Data records:
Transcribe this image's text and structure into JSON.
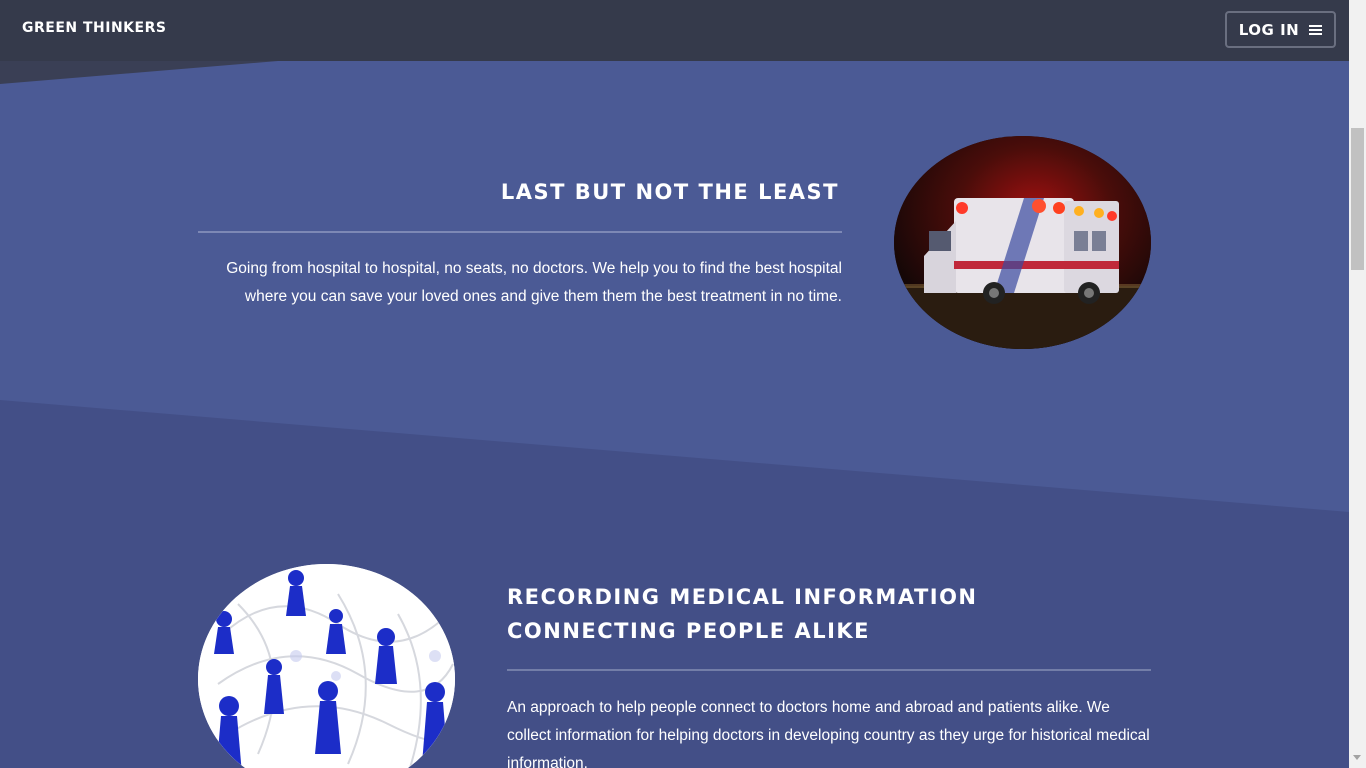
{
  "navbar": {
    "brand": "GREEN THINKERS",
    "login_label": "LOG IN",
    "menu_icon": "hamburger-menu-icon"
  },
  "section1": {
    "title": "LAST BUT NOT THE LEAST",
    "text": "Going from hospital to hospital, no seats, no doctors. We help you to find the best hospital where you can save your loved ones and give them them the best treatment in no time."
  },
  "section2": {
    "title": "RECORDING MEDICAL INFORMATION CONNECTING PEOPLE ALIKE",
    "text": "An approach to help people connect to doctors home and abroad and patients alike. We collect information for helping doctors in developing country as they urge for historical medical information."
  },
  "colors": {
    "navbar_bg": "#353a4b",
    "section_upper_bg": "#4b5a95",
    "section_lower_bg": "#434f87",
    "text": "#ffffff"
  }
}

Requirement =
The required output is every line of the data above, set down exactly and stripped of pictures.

Exercise answer =
Transcribe this image's text and structure into JSON.
{
  "navbar": {
    "brand": "GREEN THINKERS",
    "login_label": "LOG IN",
    "menu_icon": "hamburger-menu-icon"
  },
  "section1": {
    "title": "LAST BUT NOT THE LEAST",
    "text": "Going from hospital to hospital, no seats, no doctors. We help you to find the best hospital where you can save your loved ones and give them them the best treatment in no time."
  },
  "section2": {
    "title": "RECORDING MEDICAL INFORMATION CONNECTING PEOPLE ALIKE",
    "text": "An approach to help people connect to doctors home and abroad and patients alike. We collect information for helping doctors in developing country as they urge for historical medical information."
  },
  "colors": {
    "navbar_bg": "#353a4b",
    "section_upper_bg": "#4b5a95",
    "section_lower_bg": "#434f87",
    "text": "#ffffff"
  }
}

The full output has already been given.